Add the term “sapiosexual” to the lexicon of sexual identities if you haven’t already heard of it. Apparently, the term has been making the rounds for several years and it pertains to being attracted to a human being’s intelligence before sexual attraction develops, regardless of the person’s gender.
The latest celebrity to push this new brand of identity is music producer Mark Ronson, who told ITV’s “Good Morning Britain” that he swings that way.
“The definition means intelligence first then attraction,” British journalist Nichi Hodgson explained on the show, as reported by Fox News. “I date men and women and identify as bisexual, and I realized the thing that linked all people that I have dated has been their brains.”
The segment centered on the French equality minister Marlene Schiappa recently coming out as sapiosexual.
“I didn’t know that there was a word for it, but I was really enjoying that segment,” said Ronson. “We were all arguing in the dressing room with a couple of your producers. And yes, I feel like I identify as sapiosexual.”
The term “sapiosexual” has been generating some enthusiasm over the past decade with various outlets reporting on the subject. While some commentators accept it as a genuine sexual orientation, others do not. In 2015, Samantha Allen of The Daily Beast outright dismissed the sudden popularity of sapiosexuality as ridiculous:
The history of “sapiosexuality” is as unclear as its legitimacy. LiveJournal user wolfieboy claims to have invented the term “while on too little sleep driving up from SF in the summer of ’98.” For wolfieboy, being a sapiosexual means that he wants “an incisive, inquisitive, insightful, irreverent mind” irrespective of gender but he notes that the term is open to wider interpretation.
Apparently “bisexual guy who’s into smart people” was too many syllables for him to not invent a bogus sexual orientation instead.
In every scientific and sociological sense of the term, sapiosexuality is not a sexual orientation. A person who likes writers is not a scribosexual, a person who likes lawyers is not a jurosexual, and a person who loudly proclaims that they only date smart people might be dangerously full of themselves, but they’re not a “sapiosexual.”
Diana Raab Ph.D. argued in Psychology Today, however, that sapiosexuality is being “turned on by the brain.”
“Those who admit to being sapiosexual will say that they are turned on by the brain, and tend to be teased or excited by the insights of another person,” wrote Raab. “This means the person whom you are attracted to might have a tendency to have an incisive, inquisitive, and irreverent mind. As foreplay, the sapiosexual person may crave philosophical, political, or psychological discussions, because this turns them on.”

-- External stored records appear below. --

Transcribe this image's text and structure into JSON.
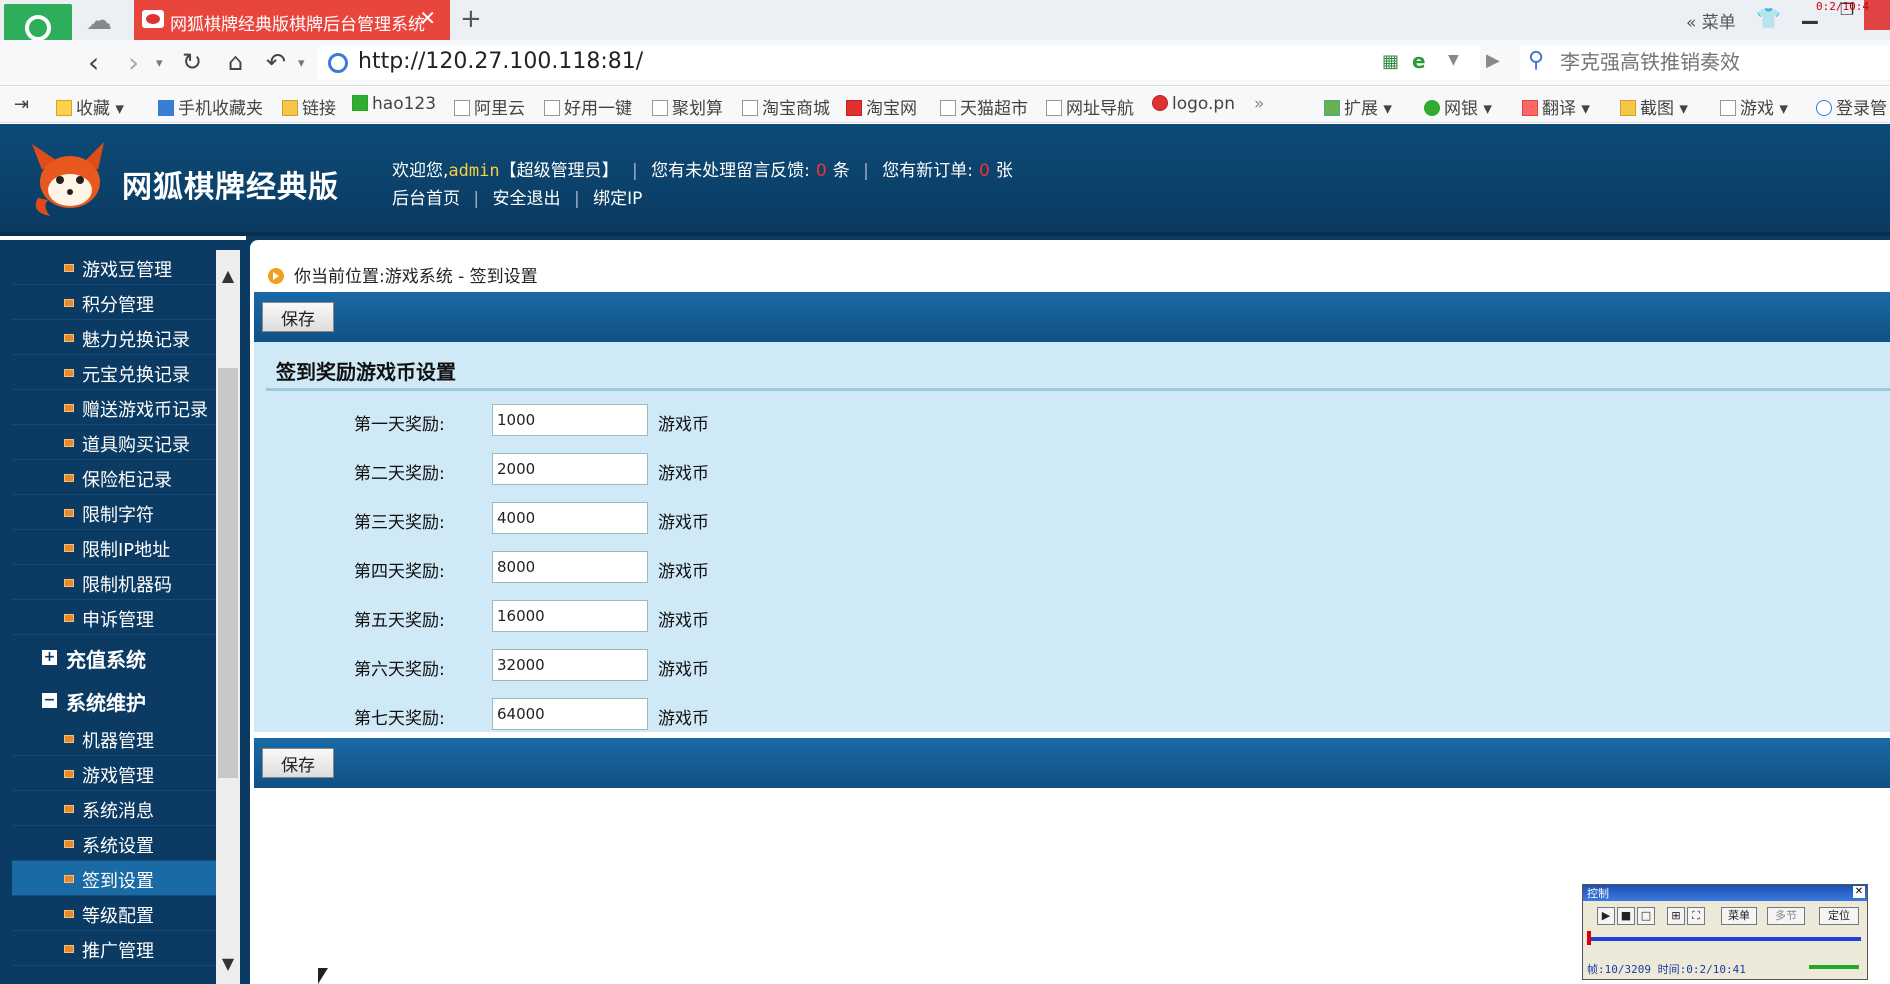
{
  "browser": {
    "tab_title": "网狐棋牌经典版棋牌后台管理系统",
    "new_tab": "+",
    "window_menu": "« 菜单",
    "corner_time": "0:2/10:4",
    "url": "http://120.27.100.118:81/",
    "search_placeholder": "李克强高铁推销奏效",
    "bookmarks": [
      "收藏",
      "手机收藏夹",
      "链接",
      "hao123",
      "阿里云",
      "好用一键",
      "聚划算",
      "淘宝商城",
      "淘宝网",
      "天猫超市",
      "网址导航",
      "logo.pn",
      "»",
      "扩展",
      "网银",
      "翻译",
      "截图",
      "游戏",
      "登录管"
    ]
  },
  "header": {
    "logo_text": "网狐棋牌经典版",
    "welcome": "欢迎您,",
    "username": "admin",
    "role": "【超级管理员】",
    "feedback_prefix": "您有未处理留言反馈:",
    "feedback_count": "0",
    "feedback_unit": "条",
    "orders_prefix": "您有新订单:",
    "orders_count": "0",
    "orders_unit": "张",
    "links": [
      "后台首页",
      "安全退出",
      "绑定IP"
    ]
  },
  "sidebar": {
    "items_top": [
      "游戏豆管理",
      "积分管理",
      "魅力兑换记录",
      "元宝兑换记录",
      "赠送游戏币记录",
      "道具购买记录",
      "保险柜记录",
      "限制字符",
      "限制IP地址",
      "限制机器码",
      "申诉管理"
    ],
    "group_recharge": "充值系统",
    "group_recharge_toggle": "+",
    "group_maintenance": "系统维护",
    "group_maintenance_toggle": "−",
    "items_maintenance": [
      "机器管理",
      "游戏管理",
      "系统消息",
      "系统设置",
      "签到设置",
      "等级配置",
      "推广管理"
    ],
    "active_item": "签到设置"
  },
  "main": {
    "breadcrumb": "你当前位置:游戏系统 - 签到设置",
    "save_label": "保存",
    "section_title": "签到奖励游戏币设置",
    "unit": "游戏币",
    "rows": [
      {
        "label": "第一天奖励:",
        "value": "1000"
      },
      {
        "label": "第二天奖励:",
        "value": "2000"
      },
      {
        "label": "第三天奖励:",
        "value": "4000"
      },
      {
        "label": "第四天奖励:",
        "value": "8000"
      },
      {
        "label": "第五天奖励:",
        "value": "16000"
      },
      {
        "label": "第六天奖励:",
        "value": "32000"
      },
      {
        "label": "第七天奖励:",
        "value": "64000"
      }
    ]
  },
  "control_widget": {
    "title": "控制",
    "buttons": [
      "菜单",
      "多节",
      "定位"
    ],
    "status": "帧:10/3209 时间:0:2/10:41"
  }
}
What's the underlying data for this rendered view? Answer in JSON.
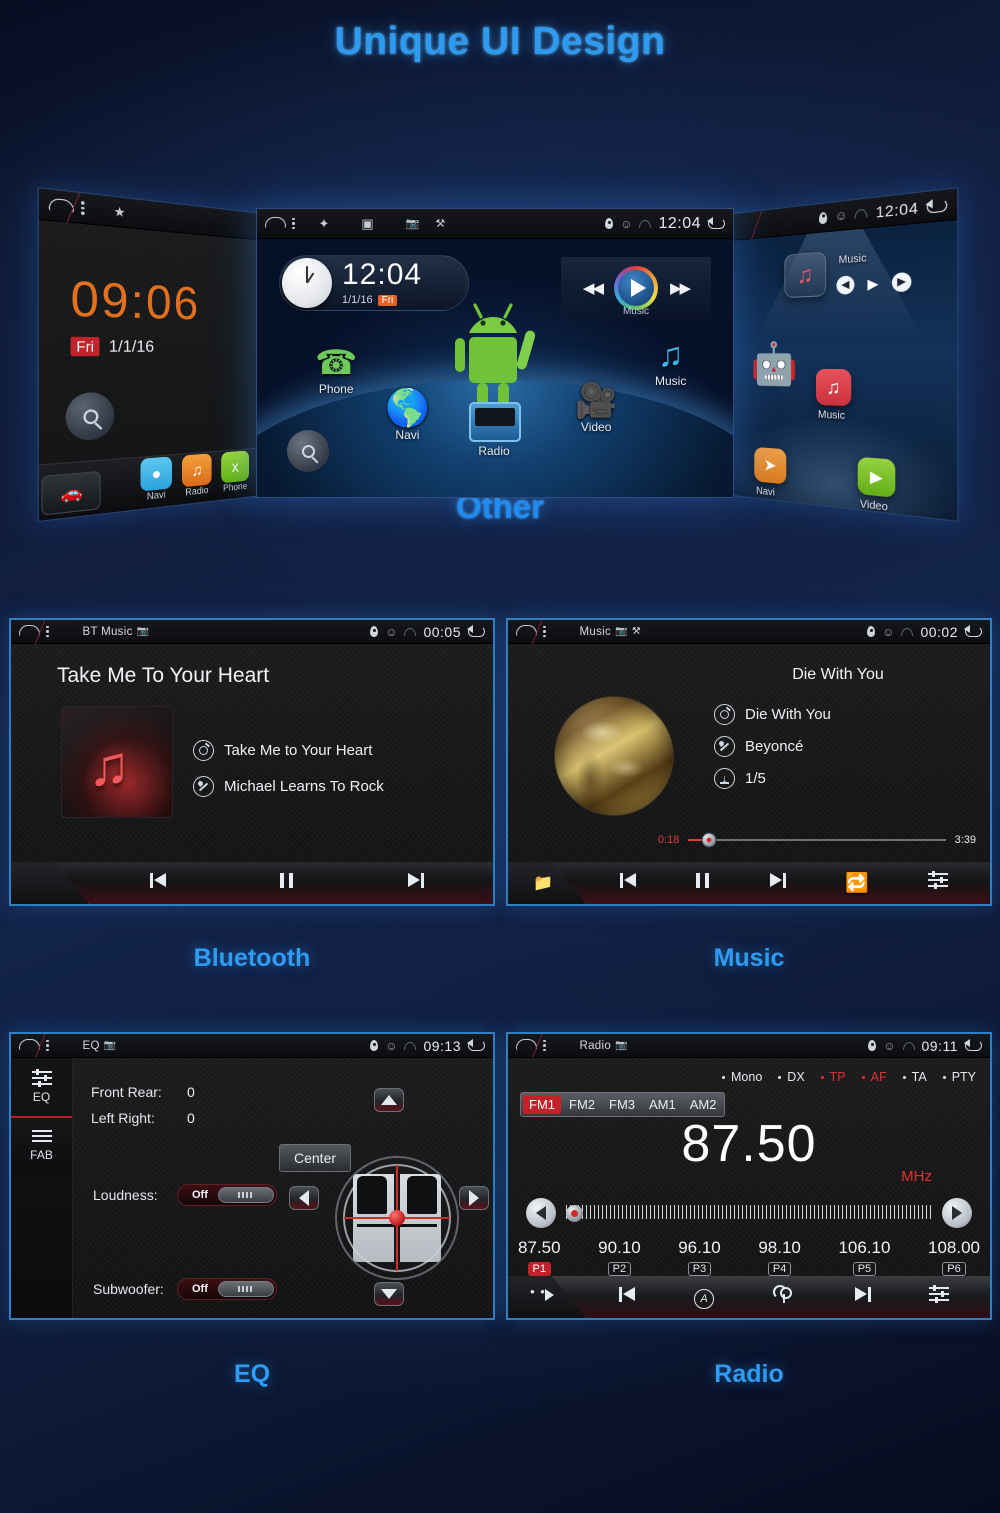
{
  "page": {
    "hero_title": "Unique UI Design",
    "section_other": "Other"
  },
  "hero": {
    "center": {
      "status": {
        "title": "",
        "clock": "12:04"
      },
      "clock_widget": {
        "time": "12:04",
        "date": "1/1/16",
        "day": "Fri"
      },
      "music_widget": {
        "label": "Music"
      },
      "apps": [
        {
          "label": "Phone"
        },
        {
          "label": "Navi"
        },
        {
          "label": "Radio"
        },
        {
          "label": "Video"
        },
        {
          "label": "Music"
        }
      ]
    },
    "left": {
      "status": {
        "clock": ""
      },
      "clock": "09:06",
      "day": "Fri",
      "date": "1/1/16",
      "dock": [
        {
          "label": "Navi"
        },
        {
          "label": "Radio"
        },
        {
          "label": "Phone"
        }
      ]
    },
    "right": {
      "status": {
        "clock": "12:04"
      },
      "widget_label": "Music",
      "tiles": [
        {
          "label": "Music"
        },
        {
          "label": "Navi"
        },
        {
          "label": "Video"
        }
      ]
    }
  },
  "bluetooth": {
    "caption": "Bluetooth",
    "status": {
      "title": "BT Music",
      "clock": "00:05"
    },
    "track_heading": "Take Me To Your Heart",
    "meta": [
      {
        "icon": "cd-icon",
        "text": "Take Me to Your Heart"
      },
      {
        "icon": "artist-icon",
        "text": "Michael Learns To Rock"
      }
    ],
    "transport": [
      "prev",
      "pause",
      "next"
    ]
  },
  "music": {
    "caption": "Music",
    "status": {
      "title": "Music",
      "clock": "00:02"
    },
    "track_heading": "Die With You",
    "meta": [
      {
        "icon": "cd-icon",
        "text": "Die With You"
      },
      {
        "icon": "artist-icon",
        "text": "Beyoncé"
      },
      {
        "icon": "list-icon",
        "text": "1/5"
      }
    ],
    "progress": {
      "current": "0:18",
      "total": "3:39",
      "percent": 8
    },
    "transport": [
      "folder",
      "prev",
      "pause",
      "next",
      "repeat",
      "eq"
    ]
  },
  "eq": {
    "caption": "EQ",
    "status": {
      "title": "EQ",
      "clock": "09:13"
    },
    "tabs": [
      {
        "label": "EQ",
        "active": false
      },
      {
        "label": "FAB",
        "active": true
      }
    ],
    "fields": [
      {
        "label": "Front Rear:",
        "value": "0"
      },
      {
        "label": "Left Right:",
        "value": "0"
      }
    ],
    "center_button": "Center",
    "toggles": [
      {
        "label": "Loudness:",
        "state": "Off"
      },
      {
        "label": "Subwoofer:",
        "state": "Off"
      }
    ]
  },
  "radio": {
    "caption": "Radio",
    "status": {
      "title": "Radio",
      "clock": "09:11"
    },
    "modes": [
      {
        "label": "Mono",
        "highlight": false
      },
      {
        "label": "DX",
        "highlight": false
      },
      {
        "label": "TP",
        "highlight": true
      },
      {
        "label": "AF",
        "highlight": true
      },
      {
        "label": "TA",
        "highlight": false
      },
      {
        "label": "PTY",
        "highlight": false
      }
    ],
    "bands": [
      {
        "label": "FM1",
        "active": true
      },
      {
        "label": "FM2",
        "active": false
      },
      {
        "label": "FM3",
        "active": false
      },
      {
        "label": "AM1",
        "active": false
      },
      {
        "label": "AM2",
        "active": false
      }
    ],
    "frequency": "87.50",
    "unit": "MHz",
    "presets": [
      {
        "freq": "87.50",
        "slot": "P1",
        "active": true
      },
      {
        "freq": "90.10",
        "slot": "P2",
        "active": false
      },
      {
        "freq": "96.10",
        "slot": "P3",
        "active": false
      },
      {
        "freq": "98.10",
        "slot": "P4",
        "active": false
      },
      {
        "freq": "106.10",
        "slot": "P5",
        "active": false
      },
      {
        "freq": "108.00",
        "slot": "P6",
        "active": false
      }
    ]
  },
  "colors": {
    "accent_blue": "#2e9bf0",
    "accent_red": "#c2222a",
    "orange_clock": "#e2701e"
  }
}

“Those who are sapiosexual are stimulated or challenged by the way another person thinks,” Raab continued. “They are basically in love with the mind. Sometimes, sapiosexual individuals have also been called ‘nymphobrainiacs,’ or individuals who find it arousing to engage with the intellectual perspective of another person.”